The FBI has found no evidence that the terrorists who blew up Pan American Flight 103 two years ago took advantage of an undercover U.S. drug investigation to plant a bomb on the plane.

The Justice Department said yesterday that the FBI inquiry, initiated last month as part of the Federal Bureau of Investigation's overall probe of the midair explosion, produced nothing to substantiate "recent allegations" of a connection between the bombing and the operations of the Drug Enforcement Administration (DEA).

Pan Am 103 blew up over Lockerbie, Scotland, on Dec. 21, 1988, when a plastic explosive device detonated in a suitcase in the forward baggage hold. All 259 people aboard the New York-bound flight, which originated in Frankfurt, were killed along with 11 on the ground.

NBC and ABC News reported in late October that the terrorists who put the suitcase on the plane may have learned of a DEA operation that used the Frankfurt airport as a point to track heroin shipments from the Middle East to drug traffickers in the Detroit area.

The televised reports said that the shipments apparently were allowed on the Pan Am flights without the usual security checks and that one of the passengers on the plane, Khalid Jaafar, 21, was an undercover DEA informant who may have been unwittingly used to smuggle the bomb aboard.

Deputy Attorney General William P. Barr said that "no evidence has been revealed to support any of the allegations." In addition to the FBI's findings, he said a DEA review showed:

Jaafar "was not an informant nor was he working for the DEA in any other capacity on Dec. 21, 1988, or at any other time. Allegations that Khalid Jaafar visited a DEA office are incorrect."

"DEA had no investigative or operational activity in effect on Dec. 21, 1988, that involved the use of Pan Am Flight 103 or Frankfurt International Airport."

"DEA did not circumvent security measures at the Frankfurt International Airport on Dec. 21, 1988, or at any other time."

DEA denied the reports after they were broadcast, but since the agency was involved in the allegations, the Justice Department ordered a follow-up FBI inquiry to settle the matter.
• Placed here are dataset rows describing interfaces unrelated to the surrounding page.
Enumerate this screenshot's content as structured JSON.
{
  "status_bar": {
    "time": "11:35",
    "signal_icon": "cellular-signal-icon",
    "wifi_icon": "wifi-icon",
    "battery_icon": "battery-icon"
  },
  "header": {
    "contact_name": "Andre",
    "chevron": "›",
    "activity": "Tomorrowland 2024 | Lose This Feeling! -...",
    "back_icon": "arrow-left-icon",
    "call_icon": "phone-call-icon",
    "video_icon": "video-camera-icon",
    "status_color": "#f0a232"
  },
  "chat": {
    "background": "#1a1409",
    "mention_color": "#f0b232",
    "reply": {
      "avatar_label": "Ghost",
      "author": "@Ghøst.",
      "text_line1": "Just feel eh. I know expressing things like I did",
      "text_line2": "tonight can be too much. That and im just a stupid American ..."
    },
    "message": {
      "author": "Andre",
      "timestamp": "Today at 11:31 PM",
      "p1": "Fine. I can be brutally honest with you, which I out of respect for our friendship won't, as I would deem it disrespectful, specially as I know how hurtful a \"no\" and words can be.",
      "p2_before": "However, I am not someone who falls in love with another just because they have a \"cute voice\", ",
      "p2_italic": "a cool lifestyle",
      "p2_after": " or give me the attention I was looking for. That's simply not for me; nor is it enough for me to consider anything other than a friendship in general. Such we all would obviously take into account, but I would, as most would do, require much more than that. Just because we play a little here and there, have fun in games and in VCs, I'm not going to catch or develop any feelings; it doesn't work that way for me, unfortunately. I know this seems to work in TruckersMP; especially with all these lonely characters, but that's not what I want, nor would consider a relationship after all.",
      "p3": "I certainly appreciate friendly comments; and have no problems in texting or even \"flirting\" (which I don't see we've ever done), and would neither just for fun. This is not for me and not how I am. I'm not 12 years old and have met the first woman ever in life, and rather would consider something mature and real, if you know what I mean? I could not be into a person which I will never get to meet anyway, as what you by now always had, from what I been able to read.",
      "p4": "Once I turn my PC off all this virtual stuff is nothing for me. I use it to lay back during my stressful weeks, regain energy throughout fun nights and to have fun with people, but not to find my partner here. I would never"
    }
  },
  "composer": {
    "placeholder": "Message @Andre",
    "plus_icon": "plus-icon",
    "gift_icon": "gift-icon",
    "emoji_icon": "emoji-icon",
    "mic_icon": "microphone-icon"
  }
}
Law enforcement officials said that as part of ongoing investigations of heroin-smuggling through Lebanon, the DEA in the mid-1980s did make special arrangements with West German authorities to allow undercover officers to carry "controlled" shipments onto U.S.-bound flights from Frankfurt. But the officials said West German police had full knowledge of the shipments and none was made through Frankfurt after 1987.